Task statement
List each line of the data that holds the word "this".

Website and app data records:
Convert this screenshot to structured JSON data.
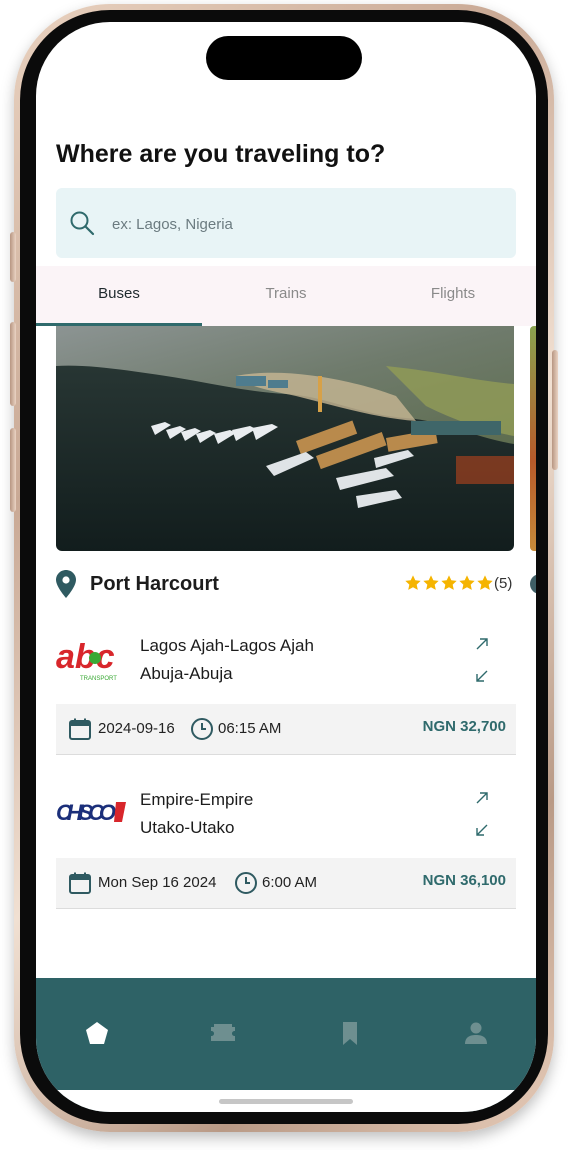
{
  "header": {
    "title": "Where are you traveling to?"
  },
  "search": {
    "placeholder": "ex: Lagos, Nigeria",
    "icon": "search-icon"
  },
  "tabs": [
    {
      "label": "Buses",
      "active": true
    },
    {
      "label": "Trains",
      "active": false
    },
    {
      "label": "Flights",
      "active": false
    }
  ],
  "destination": {
    "name": "Port Harcourt",
    "rating_stars": 5,
    "rating_count": "(5)",
    "image": "aerial harbor photo with yachts"
  },
  "trips": [
    {
      "operator_logo": "abc",
      "operator_logo_sub": "TRANSPORT",
      "from": "Lagos Ajah-Lagos Ajah",
      "to": "Abuja-Abuja",
      "date": "2024-09-16",
      "time": "06:15 AM",
      "price": "NGN 32,700"
    },
    {
      "operator_logo": "CHISCO",
      "from": "Empire-Empire",
      "to": "Utako-Utako",
      "date": "Mon Sep 16 2024",
      "time": "6:00 AM",
      "price": "NGN 36,100"
    }
  ],
  "bottom_nav": [
    {
      "icon": "home-icon",
      "active": true
    },
    {
      "icon": "ticket-icon",
      "active": false
    },
    {
      "icon": "bookmark-icon",
      "active": false
    },
    {
      "icon": "profile-icon",
      "active": false
    }
  ],
  "colors": {
    "accent": "#2f6a6c",
    "nav_bg": "#2e6266",
    "search_bg": "#e8f4f6",
    "star": "#f5b400",
    "tabs_bg": "#fbf4f7"
  }
}
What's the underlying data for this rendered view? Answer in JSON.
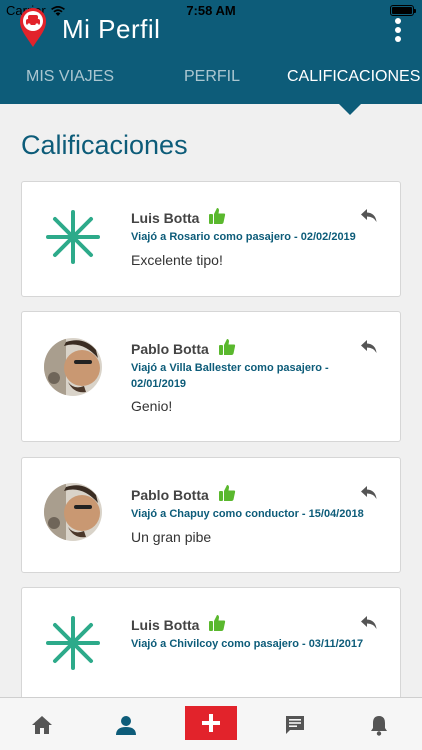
{
  "status": {
    "carrier": "Carrier",
    "time": "7:58 AM"
  },
  "header": {
    "title": "Mi Perfil"
  },
  "tabs": [
    {
      "label": "MIS VIAJES",
      "active": false
    },
    {
      "label": "PERFIL",
      "active": false
    },
    {
      "label": "CALIFICACIONES",
      "active": true
    }
  ],
  "section": {
    "title": "Calificaciones"
  },
  "colors": {
    "primary": "#0d5c79",
    "accent_green": "#2daa8a",
    "thumb_green": "#5ab82e",
    "add_red": "#e2232b"
  },
  "ratings": [
    {
      "name": "Luis Botta",
      "avatar": "asterisk-placeholder",
      "rating_icon": "thumbs-up-icon",
      "trip": "Viajó a Rosario como pasajero - 02/02/2019",
      "comment": "Excelente tipo!"
    },
    {
      "name": "Pablo Botta",
      "avatar": "user-photo",
      "rating_icon": "thumbs-up-icon",
      "trip": "Viajó a Villa Ballester como pasajero - 02/01/2019",
      "comment": "Genio!"
    },
    {
      "name": "Pablo Botta",
      "avatar": "user-photo",
      "rating_icon": "thumbs-up-icon",
      "trip": "Viajó a Chapuy como conductor - 15/04/2018",
      "comment": "Un gran pibe"
    },
    {
      "name": "Luis Botta",
      "avatar": "asterisk-placeholder",
      "rating_icon": "thumbs-up-icon",
      "trip": "Viajó a Chivilcoy como pasajero - 03/11/2017",
      "comment": ""
    }
  ],
  "bottom_nav": [
    "home-icon",
    "profile-icon",
    "add-icon",
    "messages-icon",
    "notifications-icon"
  ]
}
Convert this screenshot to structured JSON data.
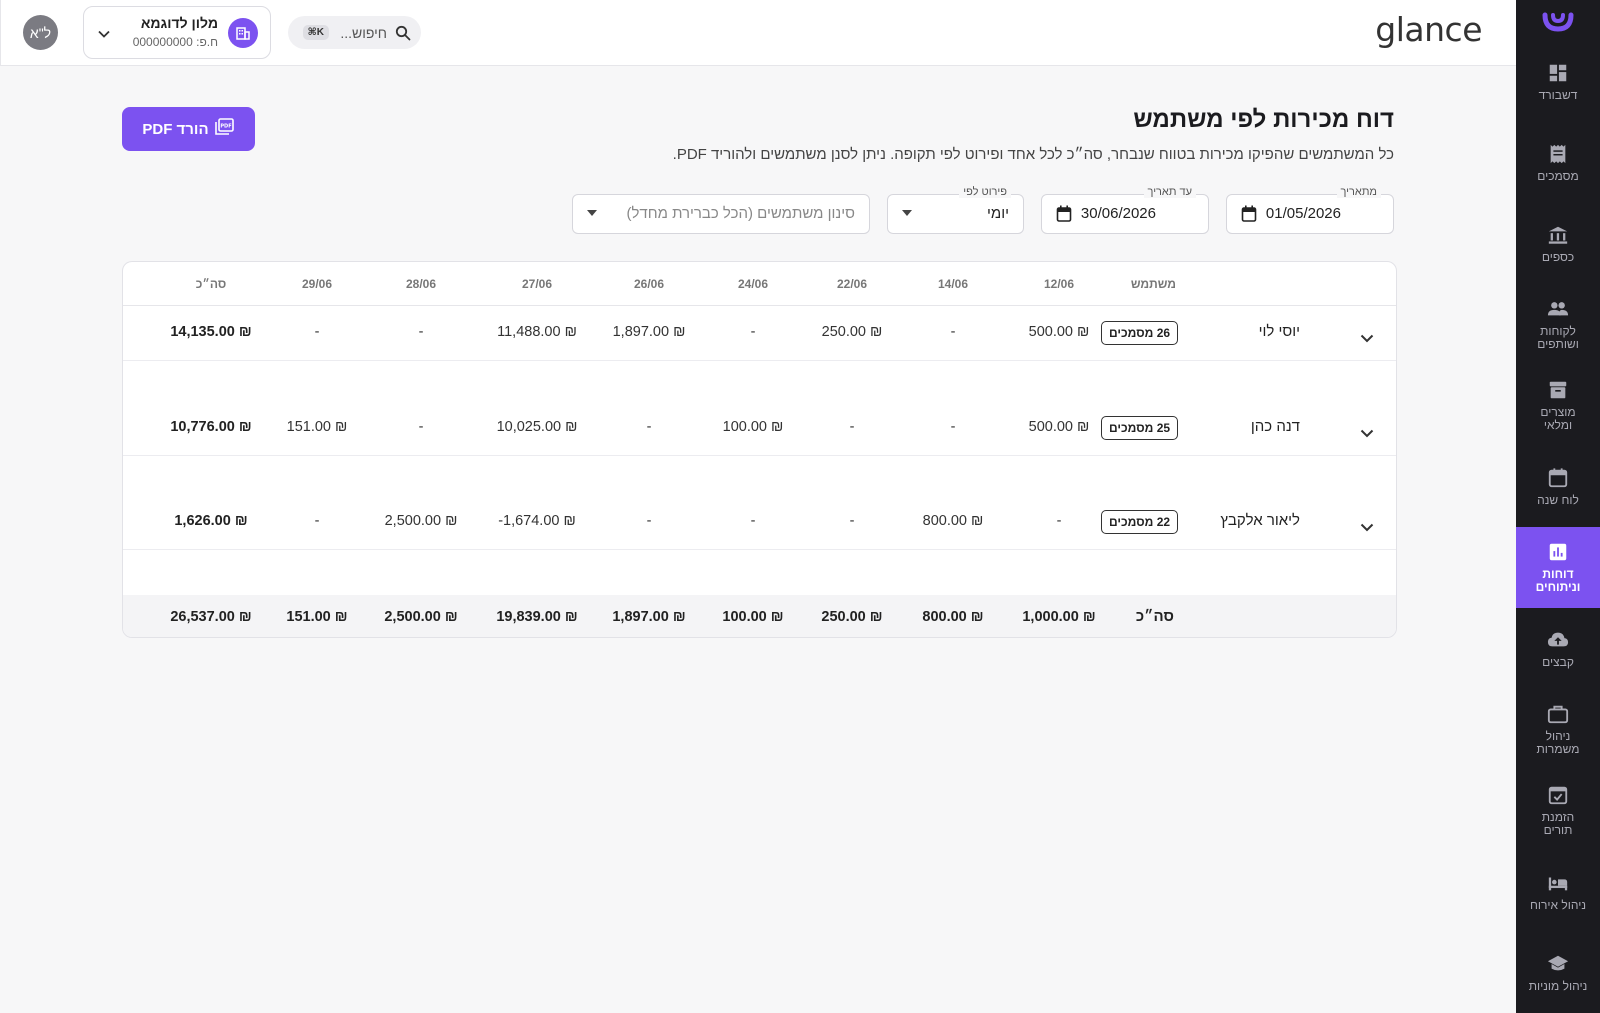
{
  "app": {
    "brand": "glance",
    "avatar_initials": "ל\"א"
  },
  "hotel": {
    "name": "מלון לדוגמא",
    "id_text": "ח.פ: 000000000"
  },
  "search": {
    "placeholder": "חיפוש...",
    "shortcut": "⌘K"
  },
  "sidebar": {
    "items": [
      {
        "label": "דשבורד",
        "icon": "dashboard-icon"
      },
      {
        "label": "מסמכים",
        "icon": "receipt-icon"
      },
      {
        "label": "כספים",
        "icon": "bank-icon"
      },
      {
        "label": "לקוחות ושותפים",
        "icon": "people-icon"
      },
      {
        "label": "מוצרים ומלאי",
        "icon": "inventory-icon"
      },
      {
        "label": "לוח שנה",
        "icon": "calendar-icon"
      },
      {
        "label": "דוחות וניתוחים",
        "icon": "chart-icon",
        "active": true
      },
      {
        "label": "קבצים",
        "icon": "cloud-upload-icon"
      },
      {
        "label": "ניהול משמרות",
        "icon": "briefcase-icon"
      },
      {
        "label": "הזמנת תורים",
        "icon": "event-check-icon"
      },
      {
        "label": "ניהול אירוח",
        "icon": "bed-icon"
      },
      {
        "label": "ניהול מוניות",
        "icon": "school-icon"
      }
    ]
  },
  "page": {
    "title": "דוח מכירות לפי משתמש",
    "subtitle": "כל המשתמשים שהפיקו מכירות בטווח שנבחר, סה״כ לכל אחד ופירוט לפי תקופה. ניתן לסנן משתמשים ולהוריד PDF.",
    "pdf_button": "הורד PDF"
  },
  "filters": {
    "from_label": "מתאריך",
    "from_value": "01/05/2026",
    "to_label": "עד תאריך",
    "to_value": "30/06/2026",
    "breakdown_label": "פירוט לפי",
    "breakdown_value": "יומי",
    "users_placeholder": "סינון משתמשים (הכל כברירת מחדל)"
  },
  "table": {
    "user_header": "משתמש",
    "columns": [
      "12/06",
      "14/06",
      "22/06",
      "24/06",
      "26/06",
      "27/06",
      "28/06",
      "29/06",
      "סה״כ"
    ],
    "rows": [
      {
        "name": "יוסי לוי",
        "docs": "26 מסמכים",
        "cells": [
          "500.00 ₪",
          "-",
          "250.00 ₪",
          "-",
          "1,897.00 ₪",
          "11,488.00 ₪",
          "-",
          "-",
          "14,135.00 ₪"
        ]
      },
      {
        "name": "דנה כהן",
        "docs": "25 מסמכים",
        "cells": [
          "500.00 ₪",
          "-",
          "-",
          "100.00 ₪",
          "-",
          "10,025.00 ₪",
          "-",
          "151.00 ₪",
          "10,776.00 ₪"
        ]
      },
      {
        "name": "ליאור אלקבץ",
        "docs": "22 מסמכים",
        "cells": [
          "-",
          "800.00 ₪",
          "-",
          "-",
          "-",
          "-1,674.00 ₪",
          "2,500.00 ₪",
          "-",
          "1,626.00 ₪"
        ]
      }
    ],
    "footer_label": "סה״כ",
    "footer_cells": [
      "1,000.00 ₪",
      "800.00 ₪",
      "250.00 ₪",
      "100.00 ₪",
      "1,897.00 ₪",
      "19,839.00 ₪",
      "2,500.00 ₪",
      "151.00 ₪",
      "26,537.00 ₪"
    ]
  },
  "colors": {
    "accent": "#7c52f0",
    "sidebar_bg": "#1b1b1f"
  }
}
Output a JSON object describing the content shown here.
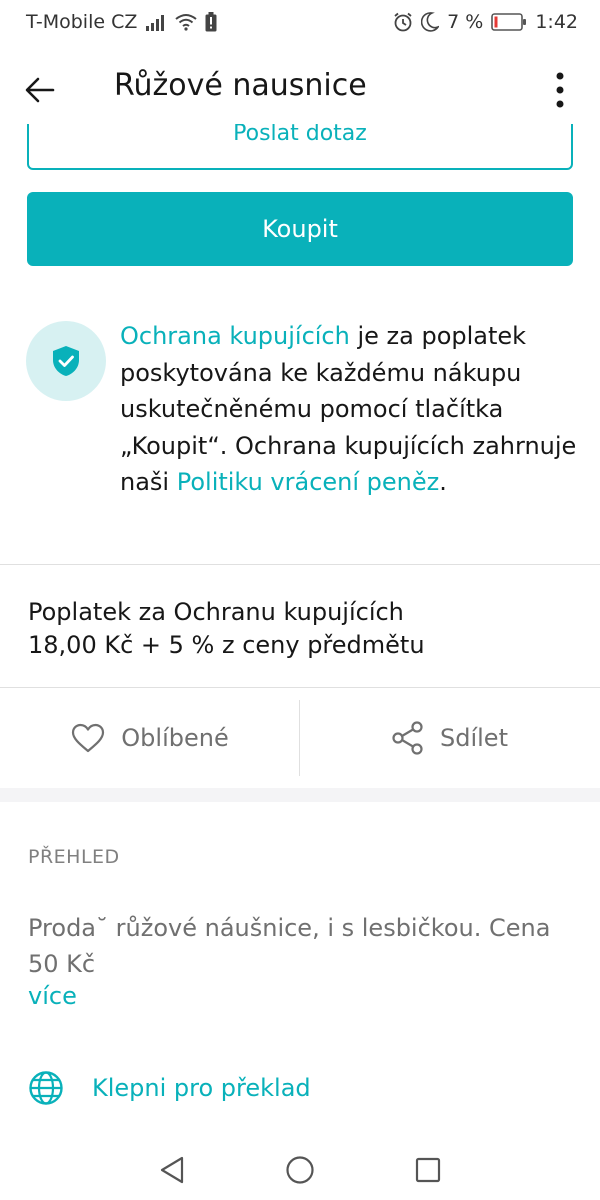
{
  "status_bar": {
    "carrier": "T-Mobile CZ",
    "battery_percent": "7 %",
    "time": "1:42"
  },
  "app_bar": {
    "title": "Růžové nausnice"
  },
  "buttons": {
    "ask_label": "Poslat dotaz",
    "buy_label": "Koupit"
  },
  "buyer_protection": {
    "link_text": "Ochrana kupujících",
    "text_1": " je za poplatek poskytována ke každému nákupu uskutečněnému pomocí tlačítka „Koupit“. Ochrana kupujících zahrnuje naši ",
    "policy_link": "Politiku vrácení peněz",
    "text_2": "."
  },
  "fee": {
    "title": "Poplatek za Ochranu kupujících",
    "value": "18,00 Kč + 5 % z ceny předmětu"
  },
  "actions": {
    "favourite_label": "Oblíbené",
    "share_label": "Sdílet"
  },
  "overview": {
    "heading": "PŘEHLED",
    "description": "Proda˘ růžové náušnice, i s lesbičkou. Cena 50 Kč",
    "more_link": "více",
    "translate_label": "Klepni pro překlad"
  },
  "colors": {
    "accent": "#09b1ba",
    "accent_light": "#d7f1f2",
    "text": "#171717",
    "muted": "#707070"
  },
  "icons": [
    "signal-icon",
    "wifi-icon",
    "battery-alert-icon",
    "alarm-icon",
    "moon-icon",
    "battery-icon",
    "back-arrow-icon",
    "more-vert-icon",
    "shield-check-icon",
    "heart-icon",
    "share-icon",
    "globe-icon",
    "nav-back-icon",
    "nav-home-icon",
    "nav-recents-icon"
  ]
}
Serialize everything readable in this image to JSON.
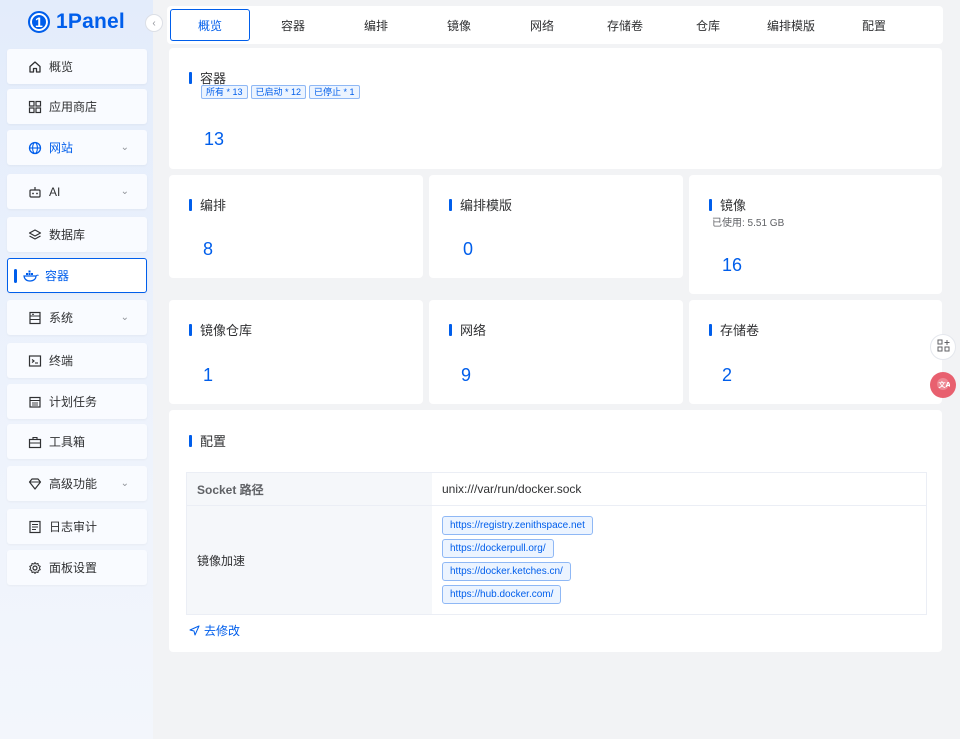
{
  "app": {
    "logo_text": "1Panel",
    "logo_mark": "1"
  },
  "sidebar": {
    "items": [
      {
        "label": "概览",
        "icon": "home-icon"
      },
      {
        "label": "应用商店",
        "icon": "grid-icon"
      },
      {
        "label": "网站",
        "icon": "globe-icon",
        "expandable": true
      },
      {
        "label": "AI",
        "icon": "robot-icon",
        "expandable": true
      },
      {
        "label": "数据库",
        "icon": "layers-icon"
      },
      {
        "label": "容器",
        "icon": "docker-icon",
        "active": true
      },
      {
        "label": "系统",
        "icon": "server-icon",
        "expandable": true
      },
      {
        "label": "终端",
        "icon": "terminal-icon"
      },
      {
        "label": "计划任务",
        "icon": "calendar-icon"
      },
      {
        "label": "工具箱",
        "icon": "toolbox-icon"
      },
      {
        "label": "高级功能",
        "icon": "diamond-icon",
        "expandable": true
      },
      {
        "label": "日志审计",
        "icon": "log-icon"
      },
      {
        "label": "面板设置",
        "icon": "gear-icon"
      }
    ]
  },
  "tabs": [
    {
      "label": "概览",
      "active": true
    },
    {
      "label": "容器"
    },
    {
      "label": "编排"
    },
    {
      "label": "镜像"
    },
    {
      "label": "网络"
    },
    {
      "label": "存储卷"
    },
    {
      "label": "仓库"
    },
    {
      "label": "编排模版"
    },
    {
      "label": "配置"
    }
  ],
  "cards": {
    "containers": {
      "title": "容器",
      "count": "13",
      "tags": [
        "所有 * 13",
        "已启动 * 12",
        "已停止 * 1"
      ]
    },
    "compose": {
      "title": "编排",
      "count": "8"
    },
    "compose_templates": {
      "title": "编排模版",
      "count": "0"
    },
    "images": {
      "title": "镜像",
      "subtitle": "已使用: 5.51 GB",
      "count": "16"
    },
    "image_repos": {
      "title": "镜像仓库",
      "count": "1"
    },
    "networks": {
      "title": "网络",
      "count": "9"
    },
    "volumes": {
      "title": "存储卷",
      "count": "2"
    }
  },
  "config": {
    "title": "配置",
    "socket_label": "Socket 路径",
    "socket_value": "unix:///var/run/docker.sock",
    "mirror_label": "镜像加速",
    "mirrors": [
      "https://registry.zenithspace.net",
      "https://dockerpull.org/",
      "https://docker.ketches.cn/",
      "https://hub.docker.com/"
    ],
    "edit_label": "去修改"
  },
  "colors": {
    "accent": "#005eeb",
    "background": "#f2f3f5",
    "card": "#ffffff",
    "translate_button": "#e8606f"
  }
}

Solution
Convert this screenshot to structured JSON data.
What's the underlying data for this rendered view? Answer in JSON.
Convert this screenshot to structured JSON data.
Serialize everything readable in this image to JSON.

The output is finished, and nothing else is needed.